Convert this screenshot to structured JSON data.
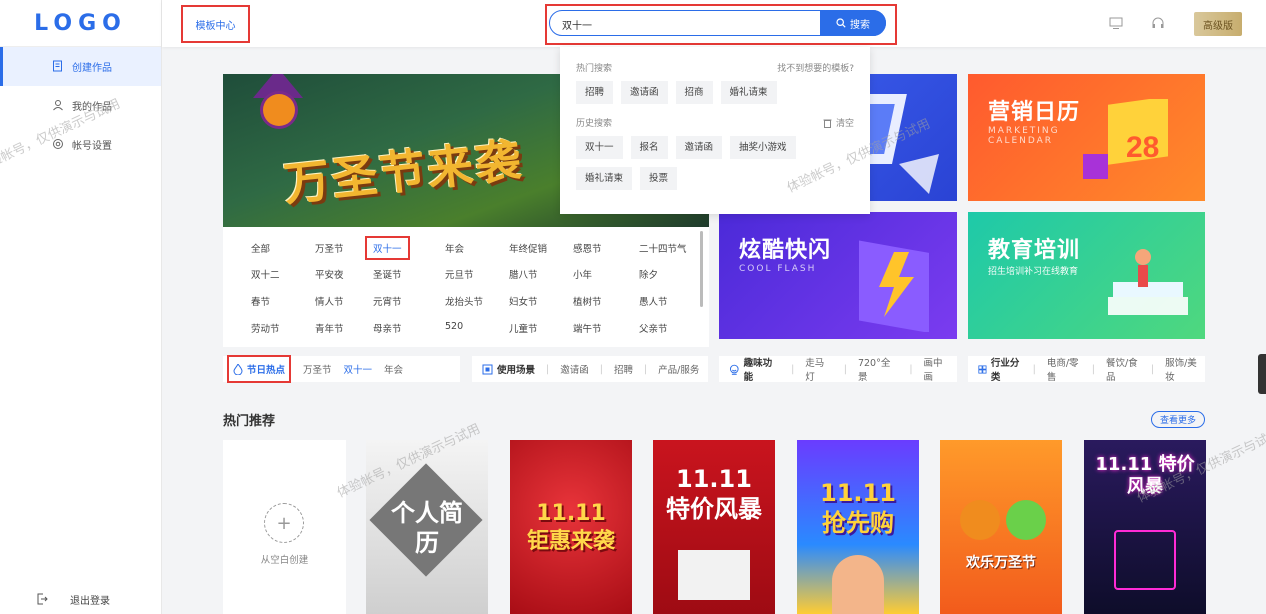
{
  "sidebar": {
    "logo": "LOGO",
    "items": [
      {
        "label": "创建作品"
      },
      {
        "label": "我的作品"
      },
      {
        "label": "帐号设置"
      }
    ],
    "logout": "退出登录"
  },
  "header": {
    "breadcrumb": "模板中心",
    "search_value": "双十一",
    "search_button": "搜索",
    "upgrade": "高级版"
  },
  "dropdown": {
    "hot_title": "热门搜索",
    "not_found": "找不到想要的模板?",
    "hot_tags": [
      "招聘",
      "邀请函",
      "招商",
      "婚礼请柬"
    ],
    "history_title": "历史搜索",
    "clear": "清空",
    "history_tags": [
      "双十一",
      "报名",
      "邀请函",
      "抽奖小游戏",
      "婚礼请柬",
      "投票"
    ]
  },
  "banner": {
    "main_text": "万圣节来袭"
  },
  "categories": {
    "rows": [
      [
        "全部",
        "万圣节",
        "双十一",
        "年会",
        "年终促销",
        "感恩节",
        "二十四节气"
      ],
      [
        "双十二",
        "平安夜",
        "圣诞节",
        "元旦节",
        "腊八节",
        "小年",
        "除夕"
      ],
      [
        "春节",
        "情人节",
        "元宵节",
        "龙抬头节",
        "妇女节",
        "植树节",
        "愚人节"
      ],
      [
        "劳动节",
        "青年节",
        "母亲节",
        "520",
        "儿童节",
        "端午节",
        "父亲节"
      ]
    ]
  },
  "tiles": [
    {
      "title": "",
      "sub": ""
    },
    {
      "title": "营销日历",
      "sub": "MARKETING CALENDAR"
    },
    {
      "title": "炫酷快闪",
      "sub": "COOL FLASH"
    },
    {
      "title": "教育培训",
      "sub": "招生培训补习在线教育"
    }
  ],
  "catbar": [
    {
      "head": "节日热点",
      "items": [
        "万圣节",
        "双十一",
        "年会"
      ]
    },
    {
      "head": "使用场景",
      "items": [
        "邀请函",
        "招聘",
        "产品/服务"
      ]
    },
    {
      "head": "趣味功能",
      "items": [
        "走马灯",
        "720°全景",
        "画中画"
      ]
    },
    {
      "head": "行业分类",
      "items": [
        "电商/零售",
        "餐饮/食品",
        "服饰/美妆"
      ]
    }
  ],
  "hot": {
    "title": "热门推荐",
    "more": "查看更多",
    "blank_label": "从空白创建",
    "cards": [
      {
        "text": "个人简历"
      },
      {
        "text": "11.11 钜惠来袭"
      },
      {
        "text": "11.11 特价风暴"
      },
      {
        "text": "11.11 抢先购"
      },
      {
        "text": "欢乐万圣节"
      },
      {
        "text": "11.11 特价风暴"
      }
    ]
  },
  "watermark": "体验帐号，仅供演示与试用",
  "colors": {
    "accent": "#2b6de8",
    "highlight": "#e53935"
  }
}
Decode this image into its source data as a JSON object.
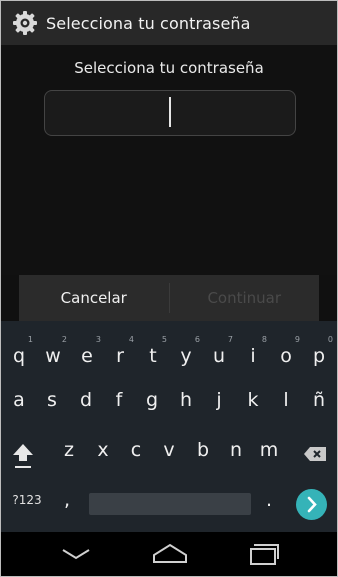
{
  "titlebar": {
    "title": "Selecciona tu contraseña",
    "icon": "gear-icon"
  },
  "dialog": {
    "prompt": "Selecciona tu contraseña",
    "password_value": ""
  },
  "buttons": {
    "cancel": "Cancelar",
    "continue": "Continuar"
  },
  "keyboard": {
    "row1": [
      {
        "key": "q",
        "hint": "1"
      },
      {
        "key": "w",
        "hint": "2"
      },
      {
        "key": "e",
        "hint": "3"
      },
      {
        "key": "r",
        "hint": "4"
      },
      {
        "key": "t",
        "hint": "5"
      },
      {
        "key": "y",
        "hint": "6"
      },
      {
        "key": "u",
        "hint": "7"
      },
      {
        "key": "i",
        "hint": "8"
      },
      {
        "key": "o",
        "hint": "9"
      },
      {
        "key": "p",
        "hint": "0"
      }
    ],
    "row2": [
      "a",
      "s",
      "d",
      "f",
      "g",
      "h",
      "j",
      "k",
      "l",
      "ñ"
    ],
    "row3": [
      "z",
      "x",
      "c",
      "v",
      "b",
      "n",
      "m"
    ],
    "symbols_label": "?123",
    "comma": ",",
    "period": ".",
    "accent_color": "#35b3b8"
  },
  "navbar": {
    "icons": [
      "back-icon",
      "home-icon",
      "recents-icon"
    ]
  }
}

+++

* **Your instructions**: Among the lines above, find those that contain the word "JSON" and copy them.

* **Task result**:
Convert this screenshot to structured JSON data.
Decode this image into its source data as a JSON object.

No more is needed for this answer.